At Native Forest Nursery we grow bare root seedlings and #3 container trees. Our container trees are grown in a #3 air pruned pot. This root making container eliminates nearly all potential for root wrapping. This allows for an excellent root structure and delivers an extremely healthy tree. The bare root seedlings at our nursery are grown in a sandy loam soil with high organic matter content, which provides an extremely healthy environment for our seedlings. Our bare root liners and seedlings are hand lifted, packaged, and kept in cold storage until you are ready to plant. Conservation uses for our products include reclamation, mitigation, reforestation, restoration, wildlife habitat improvement and wetland uses. Horticultural uses for our products include field liners, container liners, landscape plantings, budding stock, grafting stock and ornamental uses.
|Latin Name:||Pinus strobus|
|Sun:||Full sun to part shade|
|Zone:||Zone 3 to Zone 8|
|Size:||50 to 80 feet|
|Spread:||20 to 40 feet|
|Care:||Medium, well drained soil|
Distinguished as the tallest tree of eastern North America, Pinus Strobus—commonly referred to as the White Pine—normally looms up to a magnificent height of 50-80 ft. with a 20-40 ft. span; in pre-colonial stands, however, some specimens were reported to grow up to a skyscraping 230 ft.! The tallest current champion, as recorded by the Native Tree Society, stands at a remarkable 188 ft. The White Pine is a moderately fast-growing tree, with its greatest growth spurt (roughly 3 ft. per year) occurring between the ages of 15-45.
Native to the eastern uplands and mixed forests ranging from Newfoundland to Minnesota and southward to Georgia and Alabama, the White Pine is also known as “Eastern White Pine”, “Northern White Pine”, “Weymouth Pine”, and “Soft Pine”. Among the Iroquois tribe, the tree is known as “the Tree of Peace”, and serves as a legendary symbol of solidarity of the League of Five Nations; as historian and museologist (and adopted Seneca tribe member) A. C. Parker published in the early 1900s: “Weapons would be buried under [such] a tree to seal a peace agreement. A tree might even be uprooted to create a cavity for these weapons.
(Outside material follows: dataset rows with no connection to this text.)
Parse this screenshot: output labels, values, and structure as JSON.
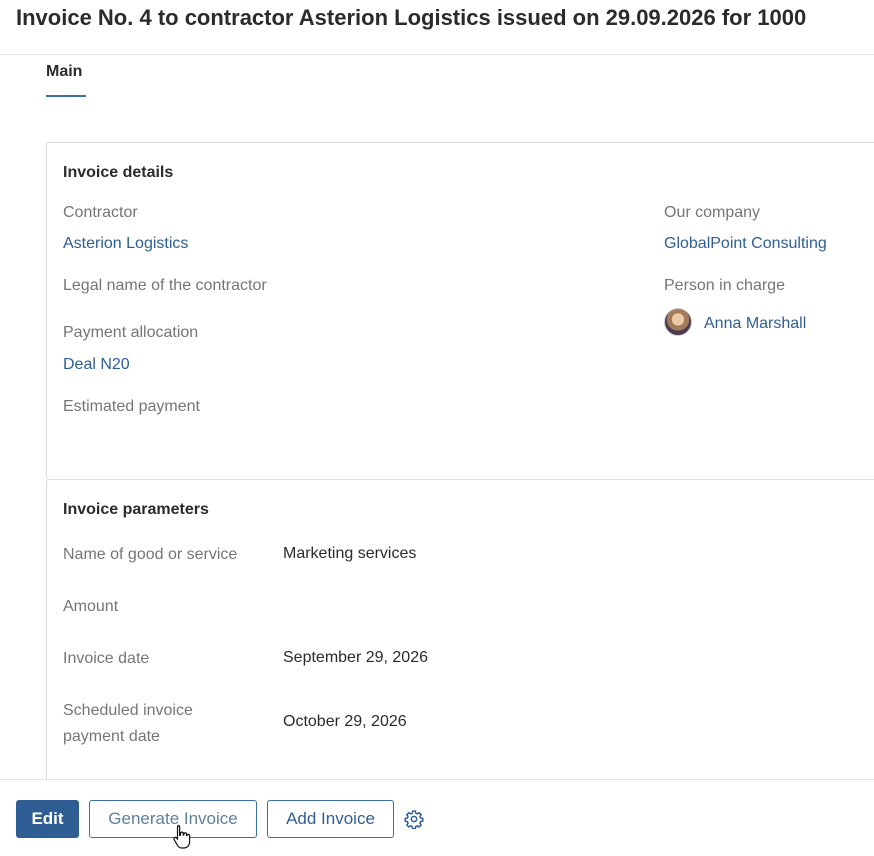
{
  "header": {
    "title": "Invoice No. 4 to contractor Asterion Logistics issued on 29.09.2026 for 1000"
  },
  "tabs": [
    {
      "label": "Main",
      "active": true
    }
  ],
  "invoice_details": {
    "section_title": "Invoice details",
    "contractor_label": "Contractor",
    "contractor_value": "Asterion Logistics",
    "legal_name_label": "Legal name of the contractor",
    "payment_allocation_label": "Payment allocation",
    "payment_allocation_value": "Deal N20",
    "estimated_payment_label": "Estimated payment",
    "our_company_label": "Our company",
    "our_company_value": "GlobalPoint Consulting",
    "person_label": "Person in charge",
    "person_value": "Anna Marshall"
  },
  "invoice_parameters": {
    "section_title": "Invoice parameters",
    "good_label": "Name of good or service",
    "good_value": "Marketing services",
    "amount_label": "Amount",
    "invoice_date_label": "Invoice date",
    "invoice_date_value": "September 29, 2026",
    "scheduled_label_line1": "Scheduled invoice",
    "scheduled_label_line2": "payment date",
    "scheduled_value": "October 29, 2026"
  },
  "actions": {
    "edit_label": "Edit",
    "generate_label": "Generate Invoice",
    "add_label": "Add Invoice",
    "settings_icon": "gear-icon"
  },
  "colors": {
    "accent": "#2f5e95",
    "label": "#757575",
    "text": "#2b2b2b"
  }
}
The replanted tree on top would become a tree of peace.”
The nonflowering evergreen White Pine, like most pine variants in the Pinaceae family, grows optimally in medium, well-drained soils, and boasts a 3-8 hardiness zone rating. It prefers full sun to partial shade, and its oval-round canopy shades its reddish-brown bark. The specimen’s soft needled leaves are dark green with a bluish tint, finely serrated, long, and segregated in fascicles of five. They cling to the branches for approximately 18 months before being naturally shed. The White Pine produces its first set of cones, cylindrical and chocolatey-brown, after 5-10 years.
This species can function as a charming specimen for parks and lawns, either planted solely or as a hedge. It is easily cared for, demanding minimal maintenance and simply requiring adequate space to accommodate for its sizeable growth. The White Pine also functions as a valuable source of nourishment and shelter for a wide range of biota, and has been used in traditional medicine thanks to its various homeopathic properties. The White Pine’s wood is also highly valued for its straight grain, lightweight hardiness, and length; it has been used extensively for construction, furniture, cabinetry, and handcrafts, and was once prized as the primary wood used for ship masts.